Exercise directions
Output, word for word, the span of lines that starts at the one containing "Transcribe this image's" and ends at the last line of the records.

Component data from apps and pages:
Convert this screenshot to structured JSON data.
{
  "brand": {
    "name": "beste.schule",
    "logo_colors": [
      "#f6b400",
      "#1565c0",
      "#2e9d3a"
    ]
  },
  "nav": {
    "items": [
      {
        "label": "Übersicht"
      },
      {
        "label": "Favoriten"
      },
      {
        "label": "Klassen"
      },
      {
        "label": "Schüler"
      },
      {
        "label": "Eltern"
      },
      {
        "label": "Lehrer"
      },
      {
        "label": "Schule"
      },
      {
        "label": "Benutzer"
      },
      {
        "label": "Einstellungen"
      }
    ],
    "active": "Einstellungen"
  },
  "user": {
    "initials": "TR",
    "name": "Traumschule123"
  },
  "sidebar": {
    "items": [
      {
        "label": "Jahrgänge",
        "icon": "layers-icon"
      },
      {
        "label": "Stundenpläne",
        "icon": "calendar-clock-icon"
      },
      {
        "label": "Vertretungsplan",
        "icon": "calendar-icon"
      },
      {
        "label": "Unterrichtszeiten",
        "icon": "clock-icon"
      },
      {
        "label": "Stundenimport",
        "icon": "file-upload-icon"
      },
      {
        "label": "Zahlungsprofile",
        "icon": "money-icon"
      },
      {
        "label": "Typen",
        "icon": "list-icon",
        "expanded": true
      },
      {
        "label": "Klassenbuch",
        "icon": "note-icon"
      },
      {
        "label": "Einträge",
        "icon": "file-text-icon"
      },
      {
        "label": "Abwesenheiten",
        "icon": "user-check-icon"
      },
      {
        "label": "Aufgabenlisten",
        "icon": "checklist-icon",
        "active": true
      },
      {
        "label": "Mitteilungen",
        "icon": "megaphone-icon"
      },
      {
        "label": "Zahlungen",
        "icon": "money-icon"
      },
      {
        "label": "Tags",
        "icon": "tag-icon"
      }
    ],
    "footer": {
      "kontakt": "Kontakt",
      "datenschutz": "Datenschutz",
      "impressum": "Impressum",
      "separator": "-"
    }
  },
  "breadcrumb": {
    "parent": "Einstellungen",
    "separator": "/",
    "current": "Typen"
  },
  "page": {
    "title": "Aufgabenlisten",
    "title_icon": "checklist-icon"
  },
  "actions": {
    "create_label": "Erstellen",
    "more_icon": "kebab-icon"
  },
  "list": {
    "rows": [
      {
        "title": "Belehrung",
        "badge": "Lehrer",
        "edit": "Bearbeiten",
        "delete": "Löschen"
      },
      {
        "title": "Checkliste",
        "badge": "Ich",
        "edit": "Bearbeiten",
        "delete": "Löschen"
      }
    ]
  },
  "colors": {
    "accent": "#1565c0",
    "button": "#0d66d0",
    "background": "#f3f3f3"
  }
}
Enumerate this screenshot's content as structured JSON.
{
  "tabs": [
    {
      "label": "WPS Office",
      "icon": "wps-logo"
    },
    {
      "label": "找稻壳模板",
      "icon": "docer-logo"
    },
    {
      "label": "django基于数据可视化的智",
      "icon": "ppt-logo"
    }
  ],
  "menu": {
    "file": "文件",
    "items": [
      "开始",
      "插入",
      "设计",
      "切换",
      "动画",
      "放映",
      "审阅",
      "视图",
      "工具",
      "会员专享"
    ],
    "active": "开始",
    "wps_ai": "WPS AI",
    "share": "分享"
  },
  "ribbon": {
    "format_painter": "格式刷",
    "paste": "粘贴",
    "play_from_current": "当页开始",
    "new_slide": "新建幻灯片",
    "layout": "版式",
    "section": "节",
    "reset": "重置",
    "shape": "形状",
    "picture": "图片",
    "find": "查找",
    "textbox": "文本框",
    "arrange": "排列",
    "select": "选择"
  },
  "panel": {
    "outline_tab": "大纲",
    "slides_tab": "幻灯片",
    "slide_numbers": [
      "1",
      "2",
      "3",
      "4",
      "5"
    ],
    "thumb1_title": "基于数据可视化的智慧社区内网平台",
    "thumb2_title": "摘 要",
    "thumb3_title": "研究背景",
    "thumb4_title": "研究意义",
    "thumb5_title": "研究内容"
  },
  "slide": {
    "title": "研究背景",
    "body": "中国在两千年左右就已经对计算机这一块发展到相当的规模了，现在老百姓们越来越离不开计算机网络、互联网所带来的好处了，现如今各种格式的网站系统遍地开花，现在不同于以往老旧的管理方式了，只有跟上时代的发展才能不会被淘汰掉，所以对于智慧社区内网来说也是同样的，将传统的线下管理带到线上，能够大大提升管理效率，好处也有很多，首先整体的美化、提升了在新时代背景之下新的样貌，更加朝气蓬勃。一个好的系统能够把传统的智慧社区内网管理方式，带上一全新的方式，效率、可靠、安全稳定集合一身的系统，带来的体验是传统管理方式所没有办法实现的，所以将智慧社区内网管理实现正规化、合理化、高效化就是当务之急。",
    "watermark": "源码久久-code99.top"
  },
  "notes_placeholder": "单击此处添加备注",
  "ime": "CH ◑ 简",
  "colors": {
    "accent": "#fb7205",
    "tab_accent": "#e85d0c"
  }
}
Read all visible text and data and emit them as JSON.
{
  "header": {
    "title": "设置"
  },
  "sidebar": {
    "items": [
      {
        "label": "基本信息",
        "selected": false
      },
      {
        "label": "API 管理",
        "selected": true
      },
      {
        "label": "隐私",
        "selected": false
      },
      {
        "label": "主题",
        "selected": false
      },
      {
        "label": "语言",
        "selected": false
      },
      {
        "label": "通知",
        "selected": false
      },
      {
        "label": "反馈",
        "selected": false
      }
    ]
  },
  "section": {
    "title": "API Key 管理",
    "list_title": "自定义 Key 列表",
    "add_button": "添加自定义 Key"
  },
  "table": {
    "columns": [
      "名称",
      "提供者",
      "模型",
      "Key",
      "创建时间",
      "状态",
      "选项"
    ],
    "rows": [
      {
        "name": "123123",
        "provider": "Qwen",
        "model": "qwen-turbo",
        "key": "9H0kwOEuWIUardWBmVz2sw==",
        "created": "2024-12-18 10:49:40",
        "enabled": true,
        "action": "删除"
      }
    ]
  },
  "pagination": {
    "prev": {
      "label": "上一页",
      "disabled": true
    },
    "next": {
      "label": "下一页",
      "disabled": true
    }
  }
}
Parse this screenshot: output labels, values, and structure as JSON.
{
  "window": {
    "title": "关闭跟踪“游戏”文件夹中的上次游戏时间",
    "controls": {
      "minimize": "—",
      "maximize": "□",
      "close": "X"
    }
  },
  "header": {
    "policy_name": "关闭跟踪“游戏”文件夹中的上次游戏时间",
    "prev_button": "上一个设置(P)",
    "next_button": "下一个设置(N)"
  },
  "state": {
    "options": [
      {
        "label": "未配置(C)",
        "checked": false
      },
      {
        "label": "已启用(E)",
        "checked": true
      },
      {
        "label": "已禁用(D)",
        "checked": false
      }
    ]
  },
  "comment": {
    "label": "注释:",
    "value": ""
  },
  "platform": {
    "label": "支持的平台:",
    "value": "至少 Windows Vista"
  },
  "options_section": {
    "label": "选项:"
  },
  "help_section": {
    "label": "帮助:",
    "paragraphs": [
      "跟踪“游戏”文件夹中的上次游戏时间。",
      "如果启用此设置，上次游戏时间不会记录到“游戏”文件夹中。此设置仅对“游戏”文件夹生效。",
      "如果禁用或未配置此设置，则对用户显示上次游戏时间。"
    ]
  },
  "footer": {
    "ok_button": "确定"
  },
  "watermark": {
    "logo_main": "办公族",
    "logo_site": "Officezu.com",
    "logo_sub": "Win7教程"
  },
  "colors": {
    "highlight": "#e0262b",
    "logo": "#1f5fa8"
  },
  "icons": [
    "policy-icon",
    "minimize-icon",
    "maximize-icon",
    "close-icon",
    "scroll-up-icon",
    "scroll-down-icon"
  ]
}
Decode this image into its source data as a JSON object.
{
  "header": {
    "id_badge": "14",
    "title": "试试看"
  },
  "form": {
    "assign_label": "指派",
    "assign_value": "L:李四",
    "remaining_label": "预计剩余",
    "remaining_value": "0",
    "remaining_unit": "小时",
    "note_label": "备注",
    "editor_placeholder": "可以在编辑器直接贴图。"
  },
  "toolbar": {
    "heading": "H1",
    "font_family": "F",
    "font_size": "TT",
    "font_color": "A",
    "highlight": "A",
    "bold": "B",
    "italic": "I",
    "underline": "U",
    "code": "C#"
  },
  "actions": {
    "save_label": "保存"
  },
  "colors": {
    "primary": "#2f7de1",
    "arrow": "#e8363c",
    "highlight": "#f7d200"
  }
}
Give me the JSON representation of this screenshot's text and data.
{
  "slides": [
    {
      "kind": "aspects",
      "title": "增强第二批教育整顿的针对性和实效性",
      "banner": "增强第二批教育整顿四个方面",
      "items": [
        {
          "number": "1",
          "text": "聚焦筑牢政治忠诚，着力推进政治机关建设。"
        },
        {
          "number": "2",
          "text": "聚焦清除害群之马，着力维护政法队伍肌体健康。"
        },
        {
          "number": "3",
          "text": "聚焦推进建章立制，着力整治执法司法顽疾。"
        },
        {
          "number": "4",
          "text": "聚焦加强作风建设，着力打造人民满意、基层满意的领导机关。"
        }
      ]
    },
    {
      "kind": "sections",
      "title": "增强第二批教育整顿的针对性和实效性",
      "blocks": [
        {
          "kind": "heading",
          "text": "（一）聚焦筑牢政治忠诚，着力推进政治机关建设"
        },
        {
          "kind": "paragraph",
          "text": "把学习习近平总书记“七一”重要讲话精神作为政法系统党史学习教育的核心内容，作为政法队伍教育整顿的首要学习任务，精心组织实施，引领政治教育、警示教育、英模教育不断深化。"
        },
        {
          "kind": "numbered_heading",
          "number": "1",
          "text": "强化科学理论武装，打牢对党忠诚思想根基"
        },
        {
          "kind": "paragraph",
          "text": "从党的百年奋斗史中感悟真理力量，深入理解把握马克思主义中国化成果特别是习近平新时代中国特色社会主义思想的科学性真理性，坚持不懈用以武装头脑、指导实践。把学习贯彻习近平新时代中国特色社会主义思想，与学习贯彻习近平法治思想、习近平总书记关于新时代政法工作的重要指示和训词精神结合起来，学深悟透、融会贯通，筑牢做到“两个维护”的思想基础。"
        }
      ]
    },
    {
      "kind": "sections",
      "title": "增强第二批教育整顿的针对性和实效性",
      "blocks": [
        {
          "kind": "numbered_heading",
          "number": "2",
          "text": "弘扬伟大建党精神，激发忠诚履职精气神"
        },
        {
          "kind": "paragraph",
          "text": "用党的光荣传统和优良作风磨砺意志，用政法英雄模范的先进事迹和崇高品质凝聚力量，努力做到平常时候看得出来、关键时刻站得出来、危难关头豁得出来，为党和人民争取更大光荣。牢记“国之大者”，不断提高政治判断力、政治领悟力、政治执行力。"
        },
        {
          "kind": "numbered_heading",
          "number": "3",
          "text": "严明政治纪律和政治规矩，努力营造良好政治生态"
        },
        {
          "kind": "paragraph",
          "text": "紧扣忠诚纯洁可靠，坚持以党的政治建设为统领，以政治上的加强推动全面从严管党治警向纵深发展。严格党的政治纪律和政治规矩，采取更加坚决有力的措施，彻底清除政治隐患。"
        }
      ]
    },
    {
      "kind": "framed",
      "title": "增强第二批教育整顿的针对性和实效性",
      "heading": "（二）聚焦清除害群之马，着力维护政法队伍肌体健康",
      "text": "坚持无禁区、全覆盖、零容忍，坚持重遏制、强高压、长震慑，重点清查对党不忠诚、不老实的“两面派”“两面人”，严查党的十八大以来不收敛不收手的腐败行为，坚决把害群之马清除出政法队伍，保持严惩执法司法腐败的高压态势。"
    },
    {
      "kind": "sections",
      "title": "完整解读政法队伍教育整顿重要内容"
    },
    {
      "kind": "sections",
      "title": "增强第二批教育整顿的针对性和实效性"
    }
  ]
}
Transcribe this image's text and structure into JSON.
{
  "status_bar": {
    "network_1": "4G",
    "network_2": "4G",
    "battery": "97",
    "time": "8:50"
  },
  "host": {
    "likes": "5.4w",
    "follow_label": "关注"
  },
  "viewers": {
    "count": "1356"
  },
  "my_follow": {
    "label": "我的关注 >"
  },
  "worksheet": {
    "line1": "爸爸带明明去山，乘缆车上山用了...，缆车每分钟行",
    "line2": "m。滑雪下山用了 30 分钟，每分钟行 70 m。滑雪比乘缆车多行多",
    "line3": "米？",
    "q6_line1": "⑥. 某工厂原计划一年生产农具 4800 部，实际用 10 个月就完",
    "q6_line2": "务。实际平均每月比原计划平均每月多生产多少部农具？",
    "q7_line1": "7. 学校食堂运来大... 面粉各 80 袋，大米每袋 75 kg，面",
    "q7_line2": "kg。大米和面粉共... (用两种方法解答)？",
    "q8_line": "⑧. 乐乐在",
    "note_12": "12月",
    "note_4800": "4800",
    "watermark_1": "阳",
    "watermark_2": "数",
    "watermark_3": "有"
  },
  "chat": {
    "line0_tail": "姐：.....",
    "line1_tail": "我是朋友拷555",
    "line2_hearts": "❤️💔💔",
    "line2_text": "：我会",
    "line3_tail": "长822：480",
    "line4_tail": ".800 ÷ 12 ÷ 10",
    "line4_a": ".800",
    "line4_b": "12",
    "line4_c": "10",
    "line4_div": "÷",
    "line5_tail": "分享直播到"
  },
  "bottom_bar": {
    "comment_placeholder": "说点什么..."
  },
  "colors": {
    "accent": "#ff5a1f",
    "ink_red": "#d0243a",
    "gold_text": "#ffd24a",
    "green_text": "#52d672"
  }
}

Result below
Transcribe this image's text and structure into JSON.
{
  "status_bar": {
    "network_1": "4G",
    "network_2": "4G",
    "battery": "97",
    "time": "8:50"
  },
  "host": {
    "likes": "5.4w",
    "follow_label": "关注"
  },
  "viewers": {
    "count": "1356"
  },
  "my_follow": {
    "label": "我的关注 >"
  },
  "worksheet": {
    "line1": "爸爸带明明去山，乘缆车上山用了...，缆车每分钟行",
    "line2": "m。滑雪下山用了 30 分钟，每分钟行 70 m。滑雪比乘缆车多行多",
    "line3": "米？",
    "q6_line1": "⑥. 某工厂原计划一年生产农具 4800 部，实际用 10 个月就完",
    "q6_line2": "务。实际平均每月比原计划平均每月多生产多少部农具？",
    "q7_line1": "7. 学校食堂运来大... 面粉各 80 袋，大米每袋 75 kg，面",
    "q7_line2": "kg。大米和面粉共... (用两种方法解答)？",
    "q8_line": "⑧. 乐乐在",
    "note_12": "12月",
    "note_4800": "4800",
    "watermark_1": "阳",
    "watermark_2": "数",
    "watermark_3": "有"
  },
  "chat": {
    "line0_tail": "姐：.....",
    "line1_tail": "我是朋友拷555",
    "line2_hearts": "❤️💔💔",
    "line2_text": "：我会",
    "line3_tail": "长822：480",
    "line4_tail": ".800 ÷ 12 ÷ 10",
    "line4_a": ".800",
    "line4_b": "12",
    "line4_c": "10",
    "line4_div": "÷",
    "line5_tail": "分享直播到"
  },
  "bottom_bar": {
    "comment_placeholder": "说点什么..."
  },
  "colors": {
    "accent": "#ff5a1f",
    "ink_red": "#d0243a",
    "gold_text": "#ffd24a",
    "green_text": "#52d672"
  }
}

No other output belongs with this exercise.